9 December 2010
PM24 @ 24 Russell Street, Melbourne
PM24 @ 24 Russell Street, Melbourne
Philippe Mouchel is a doyen of the Melbourne restaurant scene. Having trained under the legendary French chef Paul Bocuse - a chef regarded by many as the father of French gastronomy - Mouchel established the iconic Langton's in Flinders Lane and followed that up with the highly successful Brasserie in the Crown Entertainment Complex. His latest venture is PM24, a sleek and contemporary French restaurant that forms part of the ever-expanding Press Club Group. On account of Mouchel’s stature in the fine dining market, PM24’s opening was keenly anticipated.
PM24 is situated at 24 Russell Street, about a block away from the George Calombaris stalwart The Press Club. Seemingly acknowledging the trend with Melbourne restaurants, PM24 has leveraged the airy and spacious French bistro concept adopted by the Brasserie and combined it with elements of urban grunge – most conspicuously, unrendered brick walls and minimalist light fittings.
The menu at PM24 follows a similar vein. It takes familiar items from the Brasserie menu and reduces the level of complexity and formality to produce a cuisine list of unadulterated French bistro dining.

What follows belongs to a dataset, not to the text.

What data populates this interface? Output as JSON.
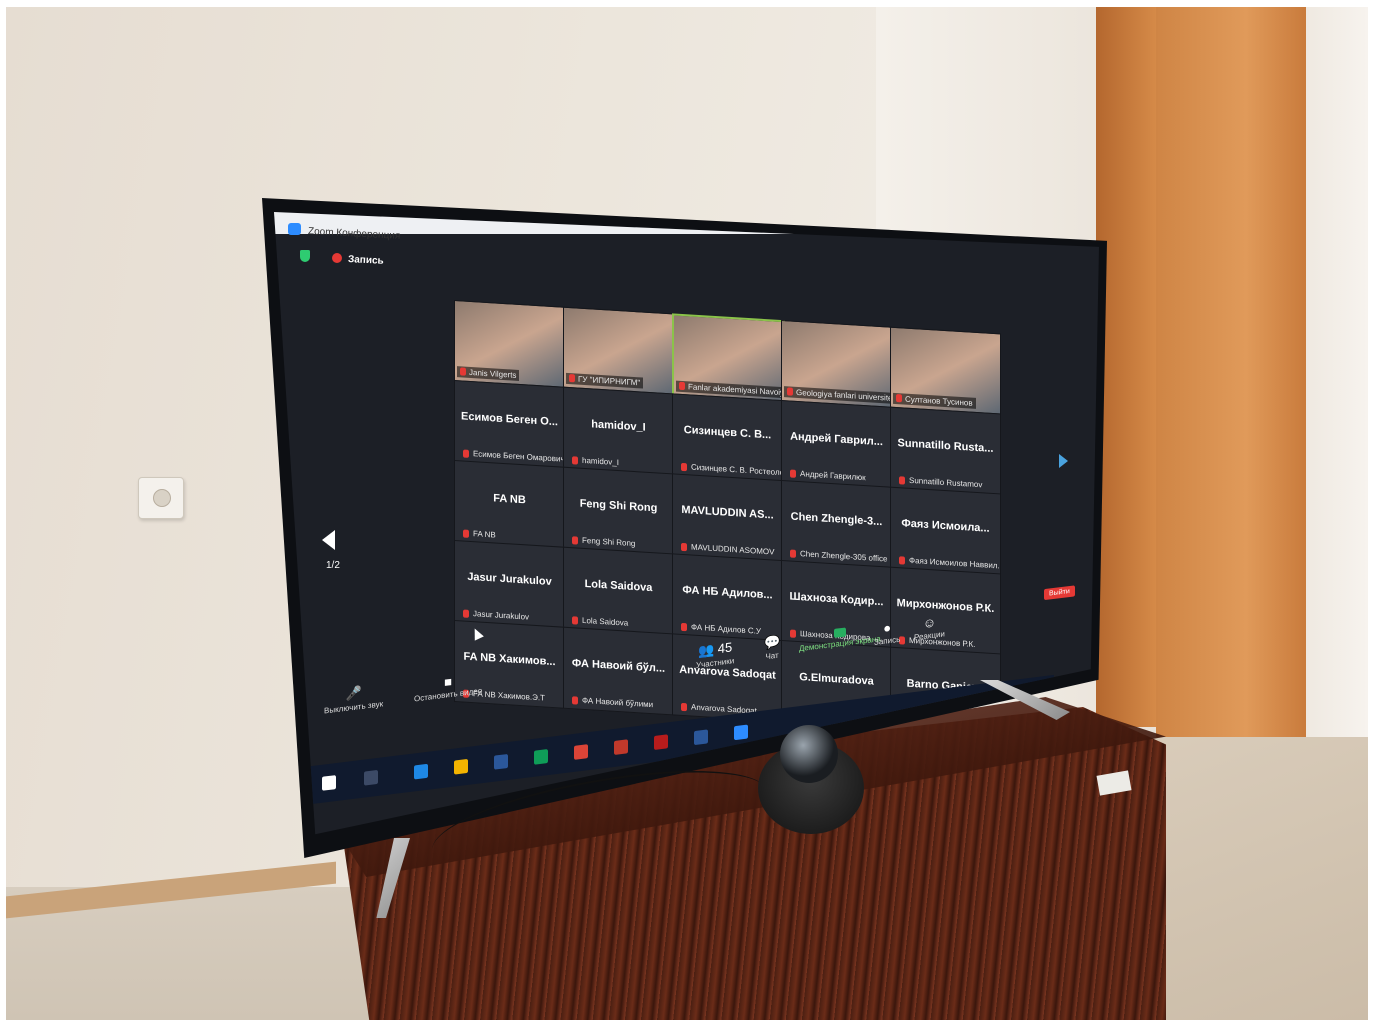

Our first shared entrée was from the charcuterie selection – a "country paté", which was a terrine made from foie gras and pork. As expected from a Phillippe Mouchel terrine, it was well prepared with the silky foie gras providing a luxurious note to the substantial pork pieces. The accompanying sour dough toast, onion jam, pickles and dressed lettuce were Phillippe Mouchel standards and all superbly executed. In short, it was a kind of dish commonly seen at the Brasserie, but of a standard never delivered there.
The second entrée was a delightfully fresh summery dish of scallop carpaccio. Delicate discs of scallop were served on a bed of julienned endive and bottarga. The soft texture of the scallop contrasted nicely with the crispness of the endive while the yuzu mayonnaise provided a light citrus acidity which cut through the saltiness of the bottarga. It was a dish of subtle, but balanced, and well considered textures and flavours.
Our main course of Kurobuta pork loin was a dish to be shared between a minimum of two people – at $35 per person. It was served with a crumbly pecan nut crust, caramelised fennel and sweet spiced port jus. The pork itself arrived on the bone and was cooked to perfection with slightly spongy but succulent flesh. It had a rich porky flavour but did suffer from being unevenly seasoned and, in general, over-seasoned. The accompanying fennel was nicely caramelised to dull the customary sharp aniseed note and provided a pleasant counterpoint to the very sweet spiced port jus.
For dessert, we shared the “degustation of bistro classic” – a platter that included Italian meringue served with runny vanilla custard, chocolate mousse with pistachio and raspberry sorbet. The platter was, as the waiter described, an excellent dessert. The meringue was highlighted by a light and airy, soufflé like, consistency with a subtly sweet flavour while the custard was smooth and fragrant. The mousse was rich with chocolate notes and had a luxurious velvety texture and a slightly chewy consistency, which was thoroughly enjoyable. Providing excellent balance to the relatively sweet and heavy items was the raspberry sorbet - while not the best sorbet this reviewer has sampled, it was nevertheless excellently prepared with a smooth and fluffy texture and a crisp fresh raspberry taste.
Our meal totalled approximately $135 – fairly reasonable given the quality of the cuisine served. PM24’s prices are roughly the same as those charged by the Brasserie. It appears that PM24, unburdened by the presumably high Crown Entertainment Complex lease expenses, is afforded greater financial flexibility to produce higher quality food – flexibility that is evidently used to good effect.
Service standards were, on the whole, excellent. Wait staff were attentive and knowledgeable, friendly but not intrusive. An order of French fries was forgotten but, in the context of the whole experience, it was a minor matter and easily overlooked.
On our limited sampling of the PM24 menu, it appears that PM24 has the requisite underpinnings to be highly successful in the Melbourne fine dining market. PM24 provides the high quality French cuisine that the Brasserie promised but never quite delivered. In short, PM24 combines excellent food with solid service standards and charges reasonable prices. The next visit cannot come soon enough.